What is needed: Copy each line that contains the string "icon", taking them from the material.

Records shown:
"""

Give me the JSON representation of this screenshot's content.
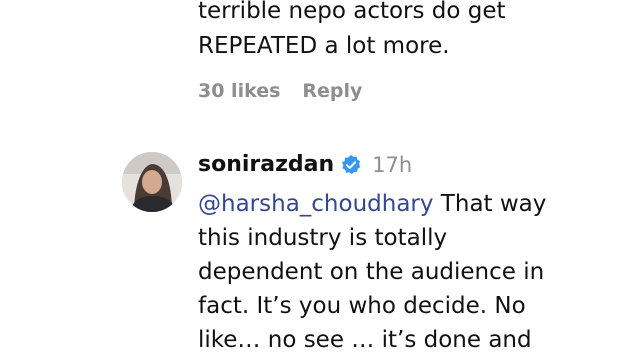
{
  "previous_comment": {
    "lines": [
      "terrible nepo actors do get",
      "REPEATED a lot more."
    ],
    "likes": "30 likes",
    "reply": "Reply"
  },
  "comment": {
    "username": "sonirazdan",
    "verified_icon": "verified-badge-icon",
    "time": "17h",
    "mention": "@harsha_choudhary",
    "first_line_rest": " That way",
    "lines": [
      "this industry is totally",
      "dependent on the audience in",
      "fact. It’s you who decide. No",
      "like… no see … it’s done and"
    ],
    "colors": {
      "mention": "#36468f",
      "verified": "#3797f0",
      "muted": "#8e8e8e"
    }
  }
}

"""
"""

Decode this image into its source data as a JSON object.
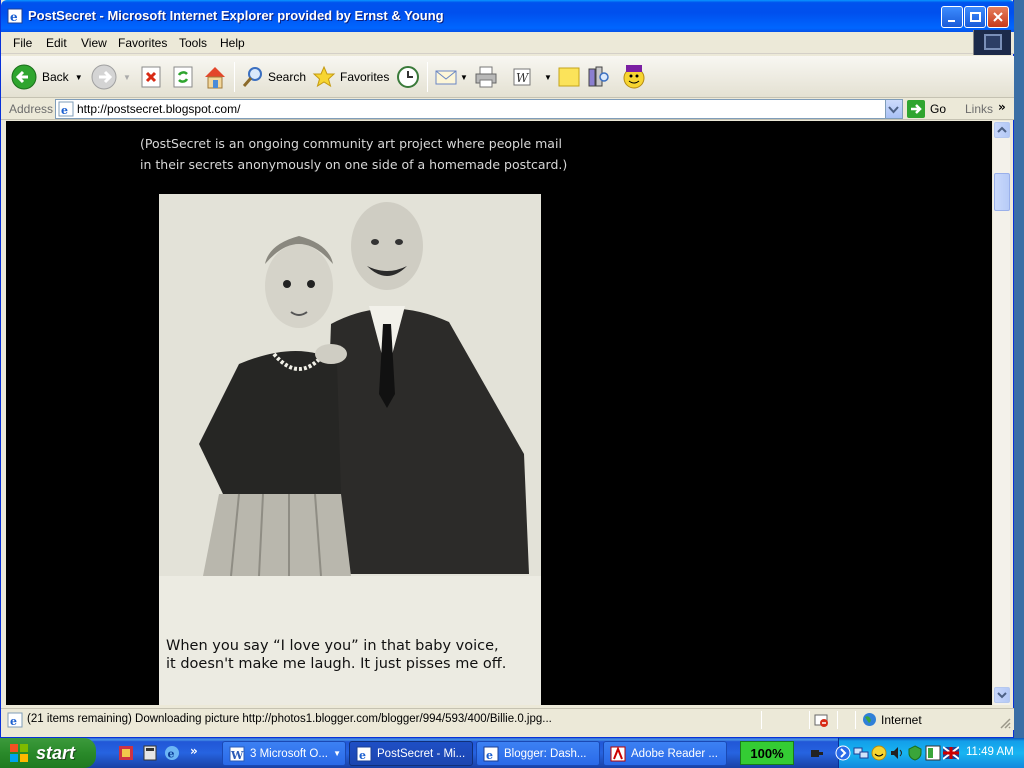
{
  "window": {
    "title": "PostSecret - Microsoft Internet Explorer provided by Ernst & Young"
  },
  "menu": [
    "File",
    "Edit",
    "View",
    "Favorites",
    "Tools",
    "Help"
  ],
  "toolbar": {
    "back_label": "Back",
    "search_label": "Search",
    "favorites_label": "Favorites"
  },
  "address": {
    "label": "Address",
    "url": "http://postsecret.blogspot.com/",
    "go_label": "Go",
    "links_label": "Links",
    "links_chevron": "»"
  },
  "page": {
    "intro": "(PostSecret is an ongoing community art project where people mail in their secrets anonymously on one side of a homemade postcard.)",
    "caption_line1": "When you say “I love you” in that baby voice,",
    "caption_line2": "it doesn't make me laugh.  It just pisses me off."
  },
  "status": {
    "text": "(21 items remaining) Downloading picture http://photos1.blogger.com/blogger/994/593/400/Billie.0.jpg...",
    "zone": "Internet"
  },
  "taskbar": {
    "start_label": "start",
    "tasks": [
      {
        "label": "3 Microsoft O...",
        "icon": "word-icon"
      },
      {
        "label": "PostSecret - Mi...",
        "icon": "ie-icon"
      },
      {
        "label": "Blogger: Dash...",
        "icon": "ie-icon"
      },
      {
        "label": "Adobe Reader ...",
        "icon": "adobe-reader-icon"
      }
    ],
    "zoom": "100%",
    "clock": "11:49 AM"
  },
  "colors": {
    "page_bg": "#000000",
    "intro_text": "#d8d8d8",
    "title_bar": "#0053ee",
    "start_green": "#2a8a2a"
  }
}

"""

Exercise response:
    "verified_icon": "verified-badge-icon",
        "icon": "word-icon"
        "icon": "ie-icon"
        "icon": "ie-icon"
        "icon": "adobe-reader-icon"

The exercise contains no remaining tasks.